Investigators measured many cardiovascular health indicators before and after the course of the study, including blood pressure, insulin resistance, and blood levels of glucose, lipids and inflammation, as well as arterial stiffness. None of these were affected by exercise although the investigators expected changes in blood pressure and fitness to track with arterial stiffening.
Surprisingly, the new study found that increasing insulin resistance was the most closely associated with the unhealthy high blood velocity indicating stiff arteries, even more than blood pressure, which is thought to be the main cause of arterial stiffness. Therefore, reducing insulin resistance might be the best strategy to prevent arterial stiffness in children, Davis notes.
But contrary to what they expected, changes in fitness were not related to arterial stiffening, suggesting that poor fitness is not a direct cause of arterial stiffness, she says.
Davis notes that over time the blood vessel stiffness in children who exercised was generally holding steady, while in the children who did not exercise it was trending upward. “It looked like it was heading in the right direction,” she says.
In a follow up assessment of the children some 8 to 10 months after the study, the investigators found benefits in fitness and body fat gained by the children in the exercise arm were lost. Just like individuals with high blood pressure need to continue to take their medication, eat healthy and exercise, continued exercise is needed to maintain the gains these children experienced, Davis says.
The bottom line is that children need ready access to fun aerobic activities that encourage them to stay physically active, says Davis, a longtime proponent of ensuring these type of activities are part of the educational curriculum.

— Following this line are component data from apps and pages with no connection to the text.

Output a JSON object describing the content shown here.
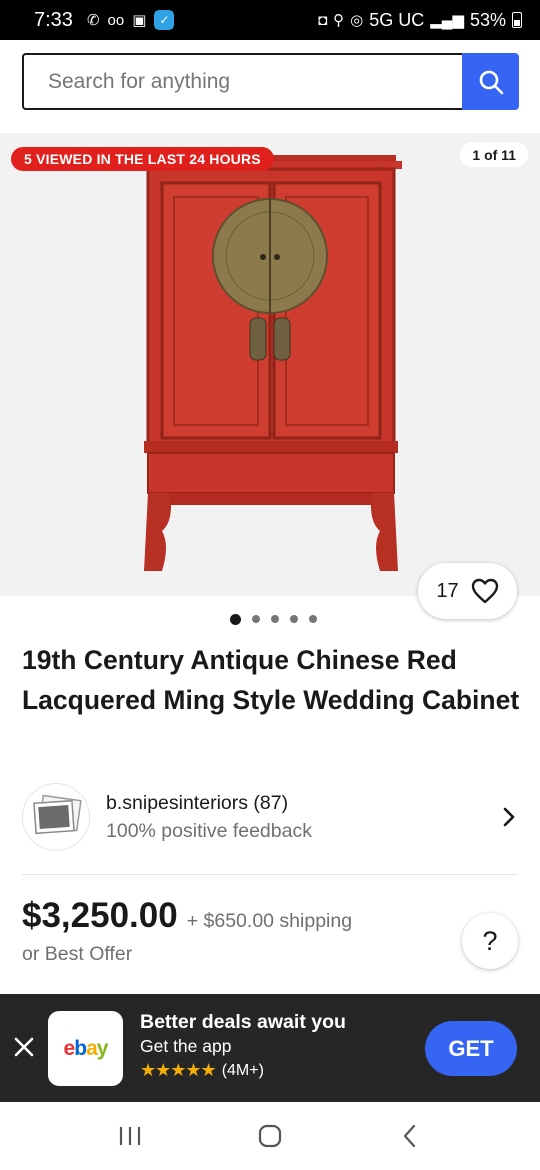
{
  "status_bar": {
    "time": "7:33",
    "network": "5G UC",
    "battery": "53%"
  },
  "search": {
    "placeholder": "Search for anything"
  },
  "gallery": {
    "viewed_badge": "5 VIEWED IN THE LAST 24 HOURS",
    "image_counter": "1 of 11",
    "watch_count": "17",
    "dot_count": 5,
    "active_dot": 0
  },
  "listing": {
    "title": "19th Century Antique Chinese Red Lacquered Ming Style Wedding Cabinet"
  },
  "seller": {
    "name": "b.snipesinteriors (87)",
    "feedback": "100% positive feedback"
  },
  "pricing": {
    "price": "$3,250.00",
    "shipping": "+ $650.00 shipping",
    "best_offer": "or Best Offer",
    "help_label": "?"
  },
  "app_banner": {
    "app_name": "ebay",
    "headline": "Better deals await you",
    "subline": "Get the app",
    "stars": "★★★★★",
    "rating_count": "(4M+)",
    "get_label": "GET"
  },
  "colors": {
    "accent_blue": "#3665f3",
    "badge_red": "#e0201c",
    "cabinet_red": "#c8352a",
    "banner_bg": "#262626"
  }
}
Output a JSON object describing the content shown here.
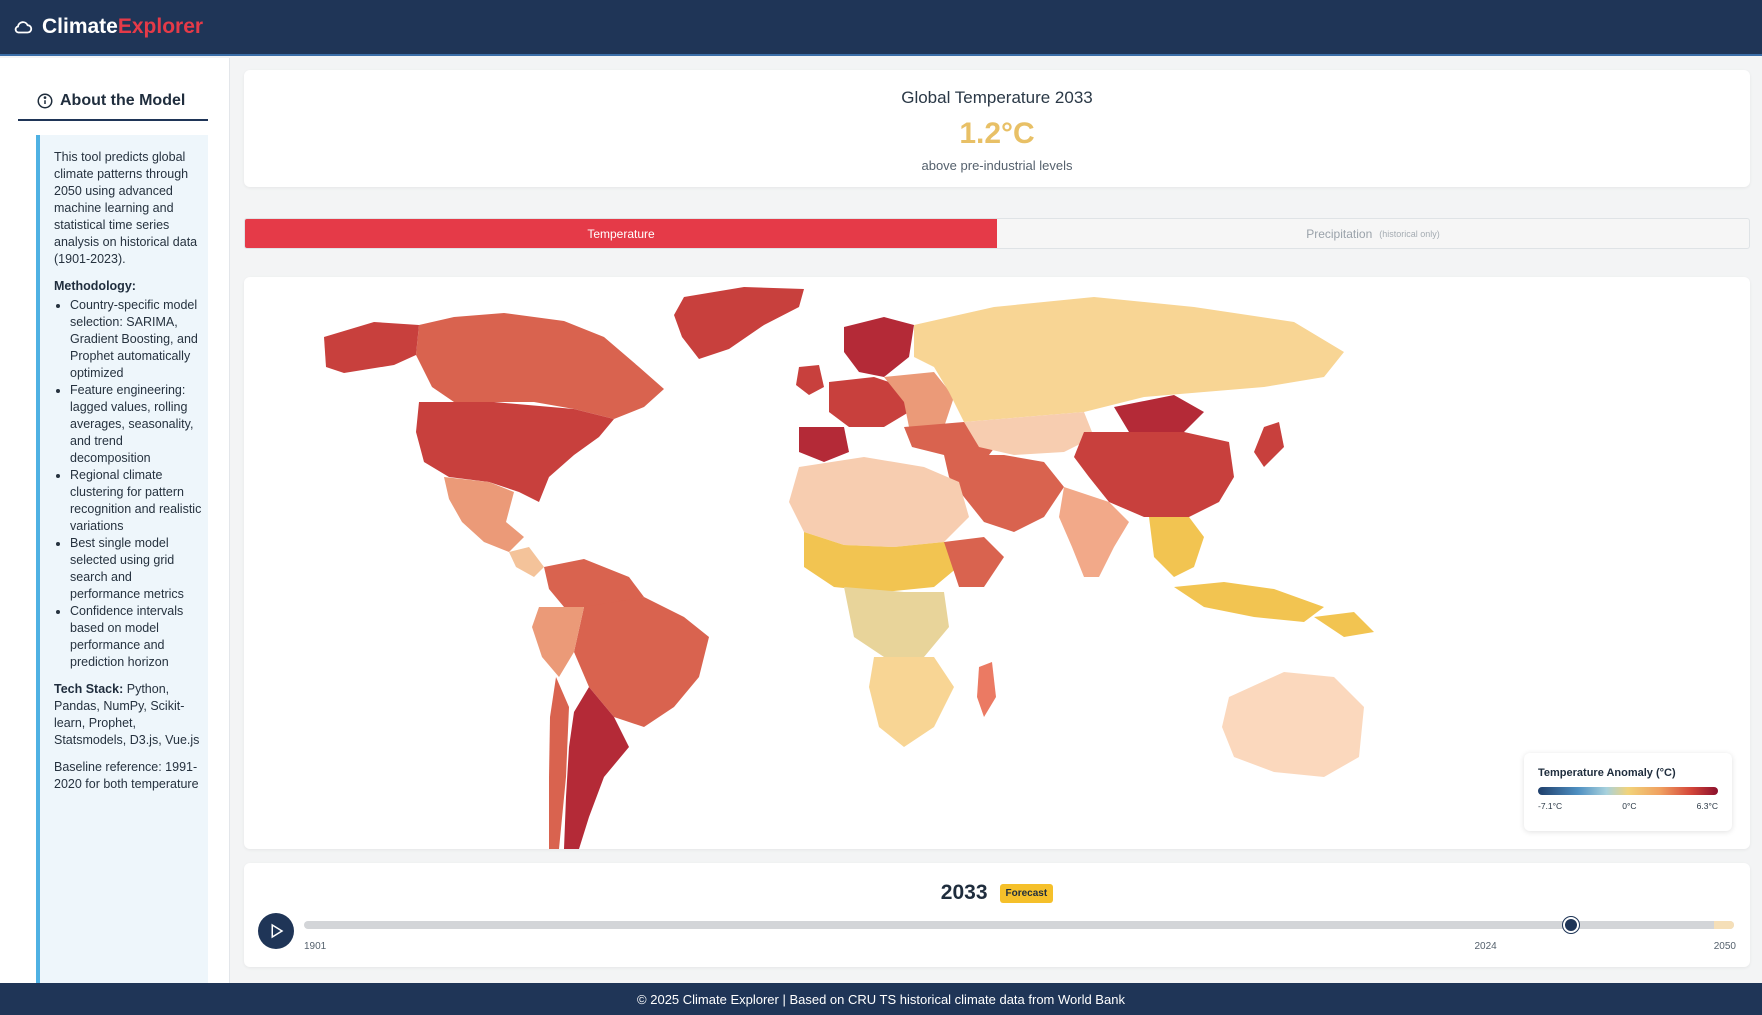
{
  "header": {
    "brand_primary": "Climate",
    "brand_accent": "Explorer",
    "brand_icon": "cloud-icon"
  },
  "sidebar": {
    "title": "About the Model",
    "title_icon": "info-icon",
    "intro": "This tool predicts global climate patterns through 2050 using advanced machine learning and statistical time series analysis on historical data (1901-2023).",
    "methodology_title": "Methodology:",
    "methodology_items": [
      "Country-specific model selection: SARIMA, Gradient Boosting, and Prophet automatically optimized",
      "Feature engineering: lagged values, rolling averages, seasonality, and trend decomposition",
      "Regional climate clustering for pattern recognition and realistic variations",
      "Best single model selected using grid search and performance metrics",
      "Confidence intervals based on model performance and prediction horizon"
    ],
    "tech_stack_label": "Tech Stack:",
    "tech_stack": "Python, Pandas, NumPy, Scikit-learn, Prophet, Statsmodels, D3.js, Vue.js",
    "baseline": "Baseline reference: 1991-2020 for both temperature"
  },
  "summary": {
    "title": "Global Temperature 2033",
    "value": "1.2°C",
    "subtitle": "above pre-industrial levels"
  },
  "tabs": [
    {
      "label": "Temperature",
      "note": "",
      "active": true
    },
    {
      "label": "Precipitation",
      "note": "(historical only)",
      "active": false
    }
  ],
  "legend": {
    "title": "Temperature Anomaly (°C)",
    "min_label": "-7.1°C",
    "mid_label": "0°C",
    "max_label": "6.3°C"
  },
  "timeline": {
    "year": "2033",
    "badge": "Forecast",
    "start_label": "1901",
    "mid_label": "2024",
    "end_label": "2050",
    "start_year": 1901,
    "current_year": 2033,
    "forecast_start_year": 2024,
    "end_year": 2050
  },
  "footer": {
    "text": "© 2025 Climate Explorer | Based on CRU TS historical climate data from World Bank"
  },
  "colors": {
    "header_bg": "#1f3557",
    "accent_red": "#e53a48",
    "value_gold": "#e8c066",
    "forecast_badge": "#f5c02a"
  }
}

To enable activity, children need options they consider fun and not necessarily competitive. “Children need to feel encouraged to do physical activity even when they are not winning,” says Davis. That means having a variety of programs to choose from that are not targeted to only the fast or coordinated children, she says.
Investigators used painless ultrasound to measure carotid-femoral pulse wave velocity, which looks at how long it takes blood to travel through major arteries such as the aorta in the chest and abdomen, to measure arterial stiffness at the start and end of the exercise treatment.
Faster speed is worse, indicating blood vessels are less compliant, Davis says of what can become a vicious cycle of stiffer vessels driving blood pressure up which further stiffens vessels and sets a perfect stage for heart disease.
Arterial stiffness is considered an independent predictor of cardiovascular problems and death in adults. Black children tend to have stiffer arteries than their peers, and pulse wave velocity has been shown to be faster and increase more quickly in young blacks than whites. Children in the study who had more body fat or a higher BMI already had stiffer arteries than their leaner peers.
In the United States, rates of obesity among children and adolescents have more than tripled since the 1970s, affecting about 1 in 5 children, according to the Centers for Disease Control and Prevention. Factors contributing to obesity include genetics, metabolism, eating and physical activity, sleep duration and adverse childhood experiences, like family dysfunction or violence.
Obesity is a major risk factor for cardiovascular disease and both obesity and cardiovascular problems tend to have their origins in childhood, Davis says.
The research was supported by the National Heart, Lung and Blood Institute.
See the full study.